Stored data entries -
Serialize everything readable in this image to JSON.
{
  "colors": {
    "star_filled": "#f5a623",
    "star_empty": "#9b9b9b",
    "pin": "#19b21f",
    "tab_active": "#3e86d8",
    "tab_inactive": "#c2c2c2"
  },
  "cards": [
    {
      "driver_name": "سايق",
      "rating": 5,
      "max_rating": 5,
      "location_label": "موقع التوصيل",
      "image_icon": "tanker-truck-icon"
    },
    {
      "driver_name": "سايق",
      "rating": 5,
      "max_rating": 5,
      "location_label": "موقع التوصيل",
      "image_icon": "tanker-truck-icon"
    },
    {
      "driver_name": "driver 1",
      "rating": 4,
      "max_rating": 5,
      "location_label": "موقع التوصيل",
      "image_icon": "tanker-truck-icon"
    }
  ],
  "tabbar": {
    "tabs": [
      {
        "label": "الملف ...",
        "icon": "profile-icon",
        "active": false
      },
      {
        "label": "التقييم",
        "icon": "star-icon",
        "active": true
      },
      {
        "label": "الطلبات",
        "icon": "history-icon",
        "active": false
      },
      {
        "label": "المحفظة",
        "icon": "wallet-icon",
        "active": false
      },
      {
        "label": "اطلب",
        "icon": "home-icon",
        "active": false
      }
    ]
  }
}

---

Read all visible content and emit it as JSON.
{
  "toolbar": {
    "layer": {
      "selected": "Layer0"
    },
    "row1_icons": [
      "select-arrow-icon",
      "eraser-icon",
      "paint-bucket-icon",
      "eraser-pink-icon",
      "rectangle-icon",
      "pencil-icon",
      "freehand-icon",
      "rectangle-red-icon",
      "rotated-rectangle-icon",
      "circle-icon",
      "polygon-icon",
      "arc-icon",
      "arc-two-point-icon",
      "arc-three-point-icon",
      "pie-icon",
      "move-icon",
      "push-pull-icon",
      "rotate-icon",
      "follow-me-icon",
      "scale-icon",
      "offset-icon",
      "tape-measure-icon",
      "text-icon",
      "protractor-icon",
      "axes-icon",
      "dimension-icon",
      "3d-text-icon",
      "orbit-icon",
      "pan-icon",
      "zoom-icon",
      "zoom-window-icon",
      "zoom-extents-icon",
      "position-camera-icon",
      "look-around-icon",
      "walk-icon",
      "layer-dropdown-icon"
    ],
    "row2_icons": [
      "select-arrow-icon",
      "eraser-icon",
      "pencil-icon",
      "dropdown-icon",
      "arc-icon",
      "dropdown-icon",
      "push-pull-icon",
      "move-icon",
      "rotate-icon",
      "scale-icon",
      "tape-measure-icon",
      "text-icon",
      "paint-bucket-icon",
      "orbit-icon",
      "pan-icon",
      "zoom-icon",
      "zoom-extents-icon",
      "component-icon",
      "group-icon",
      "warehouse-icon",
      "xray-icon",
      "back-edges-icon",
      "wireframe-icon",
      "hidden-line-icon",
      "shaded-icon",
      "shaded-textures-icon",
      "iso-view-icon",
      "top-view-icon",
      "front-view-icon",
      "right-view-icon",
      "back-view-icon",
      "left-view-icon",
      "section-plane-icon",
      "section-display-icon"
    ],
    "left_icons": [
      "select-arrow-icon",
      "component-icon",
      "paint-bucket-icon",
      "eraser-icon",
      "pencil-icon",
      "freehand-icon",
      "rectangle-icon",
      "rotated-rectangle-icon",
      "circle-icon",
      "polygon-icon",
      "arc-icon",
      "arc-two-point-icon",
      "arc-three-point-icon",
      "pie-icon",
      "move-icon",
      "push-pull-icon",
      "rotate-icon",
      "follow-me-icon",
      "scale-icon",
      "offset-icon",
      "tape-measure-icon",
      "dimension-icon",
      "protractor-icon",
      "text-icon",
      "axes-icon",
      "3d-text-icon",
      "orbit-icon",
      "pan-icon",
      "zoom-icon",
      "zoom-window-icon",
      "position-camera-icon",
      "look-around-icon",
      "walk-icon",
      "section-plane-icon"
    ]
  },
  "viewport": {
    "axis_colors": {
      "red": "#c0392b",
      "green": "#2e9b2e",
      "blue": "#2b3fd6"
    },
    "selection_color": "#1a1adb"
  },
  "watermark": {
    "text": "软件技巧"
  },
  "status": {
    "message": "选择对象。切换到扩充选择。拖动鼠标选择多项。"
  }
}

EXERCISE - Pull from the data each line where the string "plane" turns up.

ANSWER FOR THIS EXERCISE -
      "section-plane-icon",
      "section-plane-icon"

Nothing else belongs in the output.